----- Material for this task
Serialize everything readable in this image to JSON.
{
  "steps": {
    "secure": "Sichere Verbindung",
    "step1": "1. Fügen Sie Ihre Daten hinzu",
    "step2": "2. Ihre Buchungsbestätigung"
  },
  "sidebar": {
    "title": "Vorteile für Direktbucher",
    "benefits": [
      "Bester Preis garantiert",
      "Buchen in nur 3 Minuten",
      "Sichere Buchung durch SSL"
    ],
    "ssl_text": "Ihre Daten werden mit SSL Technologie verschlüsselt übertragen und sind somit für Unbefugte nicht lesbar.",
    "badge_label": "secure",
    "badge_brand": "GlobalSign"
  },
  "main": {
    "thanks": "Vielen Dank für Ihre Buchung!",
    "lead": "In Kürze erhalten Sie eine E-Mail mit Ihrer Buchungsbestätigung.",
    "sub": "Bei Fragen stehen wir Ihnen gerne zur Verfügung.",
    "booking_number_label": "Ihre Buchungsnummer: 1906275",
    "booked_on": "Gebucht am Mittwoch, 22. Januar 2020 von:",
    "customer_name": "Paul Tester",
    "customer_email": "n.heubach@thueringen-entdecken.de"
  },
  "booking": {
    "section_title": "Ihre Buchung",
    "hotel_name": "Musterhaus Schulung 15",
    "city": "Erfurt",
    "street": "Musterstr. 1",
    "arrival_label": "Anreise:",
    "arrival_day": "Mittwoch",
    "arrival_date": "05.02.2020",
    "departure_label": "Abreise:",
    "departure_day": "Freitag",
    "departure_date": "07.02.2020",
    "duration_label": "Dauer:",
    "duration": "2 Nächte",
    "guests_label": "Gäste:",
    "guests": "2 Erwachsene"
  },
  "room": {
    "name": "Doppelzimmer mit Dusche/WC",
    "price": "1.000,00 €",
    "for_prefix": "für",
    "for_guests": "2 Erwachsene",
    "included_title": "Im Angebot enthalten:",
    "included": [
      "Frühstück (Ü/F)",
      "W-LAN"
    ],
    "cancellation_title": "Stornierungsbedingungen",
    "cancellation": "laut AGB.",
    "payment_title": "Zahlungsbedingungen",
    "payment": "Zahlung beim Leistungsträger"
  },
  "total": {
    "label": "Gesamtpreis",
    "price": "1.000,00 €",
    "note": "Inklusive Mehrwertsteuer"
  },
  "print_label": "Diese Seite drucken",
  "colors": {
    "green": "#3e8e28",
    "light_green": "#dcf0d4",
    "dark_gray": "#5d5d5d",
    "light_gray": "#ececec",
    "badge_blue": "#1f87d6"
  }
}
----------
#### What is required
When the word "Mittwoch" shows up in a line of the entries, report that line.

#### Answer below
    "booked_on": "Gebucht am Mittwoch, 22. Januar 2020 von:",
    "arrival_day": "Mittwoch",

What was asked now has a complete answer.